Leonard Grey was a younger son of Thomas Grey, 1st Marquess of Dorset and Cecily Bonville, Baroness Harington and Bonville.


On receiving instructions from King Henry VIII, Grey commanded an army which he led against Irish rebels who would not acknowledge Henry's supremacy as supreme head of the Church of England, and renounce the Pope. He was said to have been so cruel that he shortened the life of the Deputy, William Skeffington.[1] Grey was created Viscount Grane in the Peerage of Ireland on 2 January 1536.

On 11 July 1537 Grey as Lord Deputy of Ireland visited Galway. This was the first visit of a King's Deputy to the town, and marked the start of closer relations between the town and the Anglo-Irish administration in Dublin. He was lavishly entertained and stayed for seven days.

Grey was accused of allowing the escape of his sister Elizabeth's son, the young Earl of Kildare to France in 1539, which he strenuously denied. Grey was nevertheless tried and attainted of high treason, and subsequently executed at the Tower of London on 28 July 1541 by the orders of Henry VIII.[2]

Carrigogunnell massacre[edit]

Grey was implicated in several massacres in Ireland; the most notorious took place at Carrigogunnell Castle in 1536 (then part of Thomond, it would later become part of County Limerick in the Kingdom of Ireland). As an active participant in the Tudor conquest of Ireland, he was one of the figures who brought a new element to Irish warfare, where the killing of Irish women and children by the Tudor English forces was seen as acceptable by the establishment.

The killings went beyond usual practice in Ireland; as Grey noted in his own account, there were women and children among those he had killed. It is the very fact that he included this information in his report to London, deeming it a piece of service fit to be recorded, that pinpoints his significance in the military history of sixteenth-century Ireland. Traditionally, Irish warlords only rejoiced in the killing of soldiers, and passed over the killing of non-combatants in silence. Grey (and other English officers of the time) saw all killing as virtuous, an achievement worthy of commemoration.

— David Edwards, Age of Atrocity: Violence and Political Conflict in Early Modern Ireland, 2010.[3]

Marriages and issue[edit]
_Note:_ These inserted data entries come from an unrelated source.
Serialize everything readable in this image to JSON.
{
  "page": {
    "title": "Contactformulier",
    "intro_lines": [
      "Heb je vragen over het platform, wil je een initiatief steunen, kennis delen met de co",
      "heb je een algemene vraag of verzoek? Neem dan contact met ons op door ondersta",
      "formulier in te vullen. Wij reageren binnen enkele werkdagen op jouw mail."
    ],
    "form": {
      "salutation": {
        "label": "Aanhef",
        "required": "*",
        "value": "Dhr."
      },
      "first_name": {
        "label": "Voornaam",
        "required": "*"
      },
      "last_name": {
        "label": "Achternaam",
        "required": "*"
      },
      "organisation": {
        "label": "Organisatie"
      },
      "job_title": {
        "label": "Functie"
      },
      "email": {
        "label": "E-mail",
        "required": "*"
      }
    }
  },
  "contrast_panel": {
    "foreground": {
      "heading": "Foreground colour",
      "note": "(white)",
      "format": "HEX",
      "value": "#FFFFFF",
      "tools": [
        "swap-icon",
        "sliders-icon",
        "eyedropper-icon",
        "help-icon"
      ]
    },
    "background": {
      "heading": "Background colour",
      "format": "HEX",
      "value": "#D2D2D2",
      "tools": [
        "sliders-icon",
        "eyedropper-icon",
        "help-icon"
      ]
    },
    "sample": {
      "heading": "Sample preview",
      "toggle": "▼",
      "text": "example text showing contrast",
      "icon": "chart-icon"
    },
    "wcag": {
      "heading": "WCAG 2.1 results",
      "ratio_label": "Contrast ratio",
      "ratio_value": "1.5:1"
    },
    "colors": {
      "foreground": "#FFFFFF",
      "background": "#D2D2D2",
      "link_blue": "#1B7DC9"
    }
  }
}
Grey is said to have married firstly Elizabeth Arundel, widow of Sir Giles Daubeney, and secondly Eleanor Sutton, daughter of Edward Sutton, 2nd Baron Dudley by Cecily Willoughby, daughter and coheiress of Sir William Willoughby; however, according to Lyons it is unclear whether Grey ever married.[4][5][2] He is mentioned in the will of his brother, Sir John Grey.[6]



  • Edwards, David (2010). Age of Atrocity: Violence and Political Conflict in Early Modern Ireland. Four Courts Press. ISBN 184682267X.
  • Hardiman's History of Galway: Chapter 4: From 1484 to the commencement of the Irish Rebellion in 1641
  • The Church in Ireland during the reigns of Henry VIII and Edward VI. (1509–1553) from "History of the Catholic Church from the Renaissance to the French Revolution" by Rev. James MacCaffrey, S.J., 1914